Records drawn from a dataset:
============

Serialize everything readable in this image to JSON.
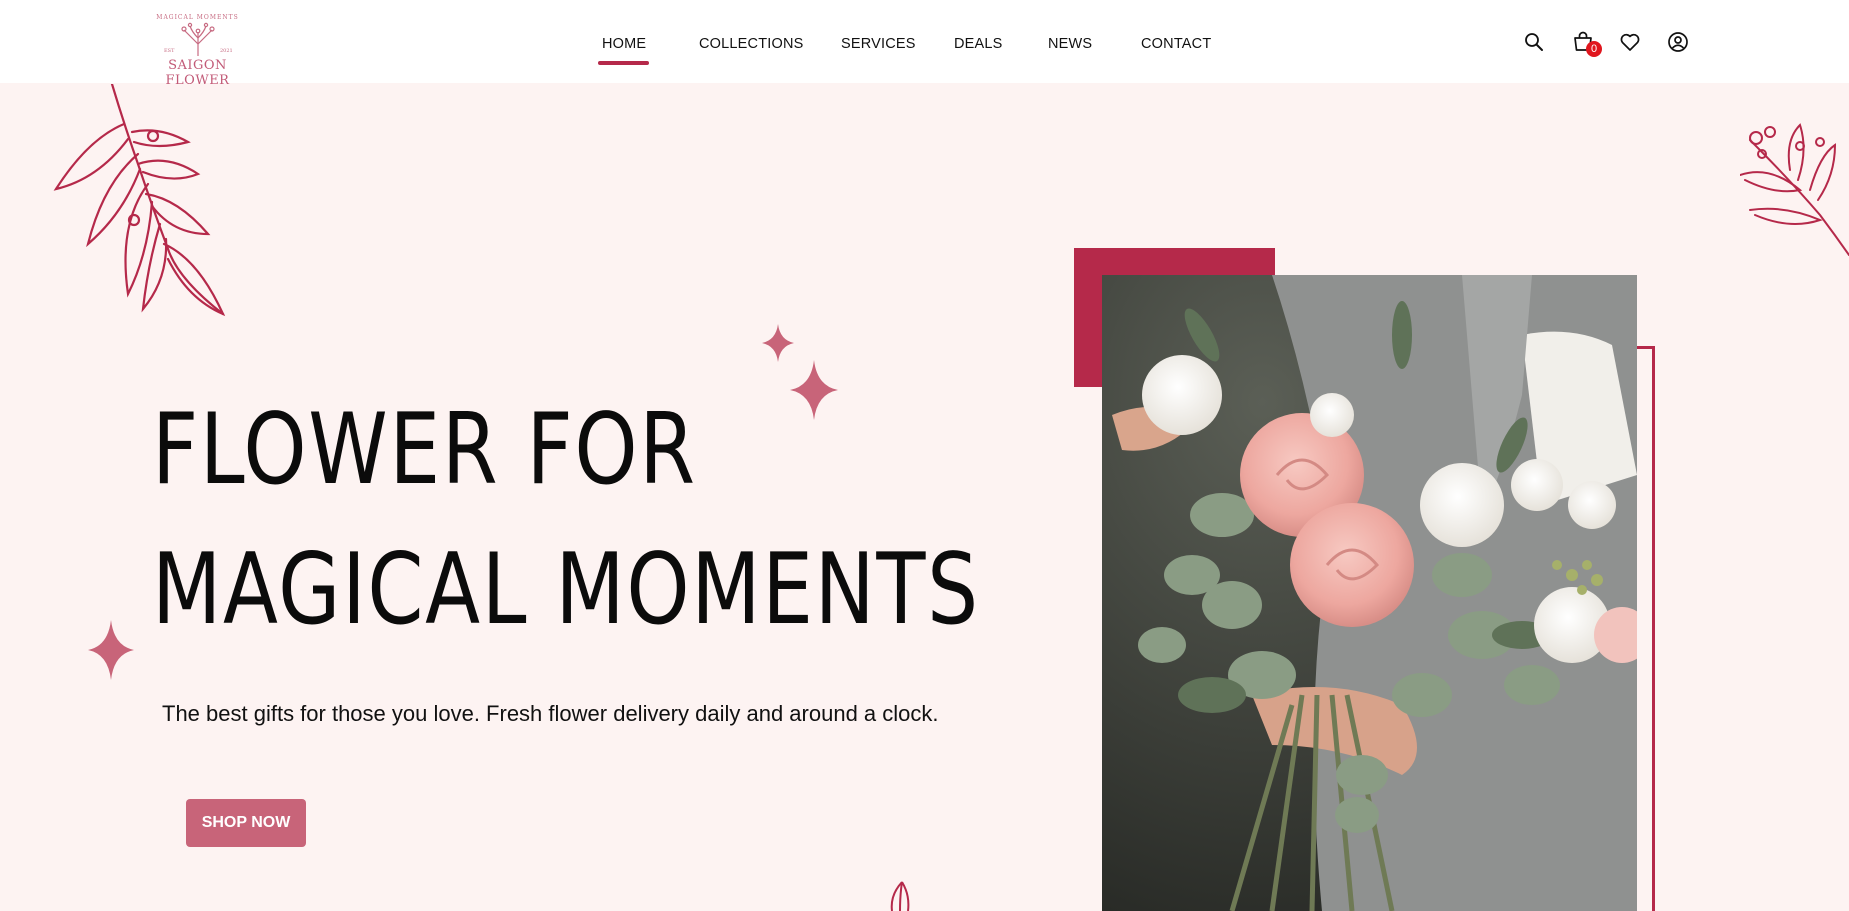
{
  "brand": {
    "tagline": "MAGICAL MOMENTS",
    "name": "SAIGON FLOWER",
    "est": "EST",
    "year": "2021"
  },
  "nav": {
    "items": [
      {
        "label": "HOME",
        "active": true
      },
      {
        "label": "COLLECTIONS"
      },
      {
        "label": "SERVICES"
      },
      {
        "label": "DEALS"
      },
      {
        "label": "NEWS"
      },
      {
        "label": "CONTACT"
      }
    ]
  },
  "header_icons": {
    "search": "search-icon",
    "cart": "shopping-bag-icon",
    "cart_count": "0",
    "wishlist": "heart-icon",
    "account": "user-circle-icon"
  },
  "hero": {
    "title_line1": "FLOWER FOR",
    "title_line2": "MAGICAL MOMENTS",
    "subtitle": "The best gifts for those you love. Fresh flower delivery daily and around a clock.",
    "cta": "SHOP NOW"
  },
  "colors": {
    "accent": "#b5294a",
    "button": "#c86479",
    "background": "#fdf3f2",
    "badge": "#e0161e"
  }
}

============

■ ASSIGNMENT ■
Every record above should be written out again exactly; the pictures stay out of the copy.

■ RESULT OF THIS TASK ■
Serialize everything readable in this image to JSON.
{
  "brand": {
    "tagline": "MAGICAL MOMENTS",
    "name": "SAIGON FLOWER",
    "est": "EST",
    "year": "2021"
  },
  "nav": {
    "items": [
      {
        "label": "HOME",
        "active": true
      },
      {
        "label": "COLLECTIONS"
      },
      {
        "label": "SERVICES"
      },
      {
        "label": "DEALS"
      },
      {
        "label": "NEWS"
      },
      {
        "label": "CONTACT"
      }
    ]
  },
  "header_icons": {
    "search": "search-icon",
    "cart": "shopping-bag-icon",
    "cart_count": "0",
    "wishlist": "heart-icon",
    "account": "user-circle-icon"
  },
  "hero": {
    "title_line1": "FLOWER FOR",
    "title_line2": "MAGICAL MOMENTS",
    "subtitle": "The best gifts for those you love. Fresh flower delivery daily and around a clock.",
    "cta": "SHOP NOW"
  },
  "colors": {
    "accent": "#b5294a",
    "button": "#c86479",
    "background": "#fdf3f2",
    "badge": "#e0161e"
  }
}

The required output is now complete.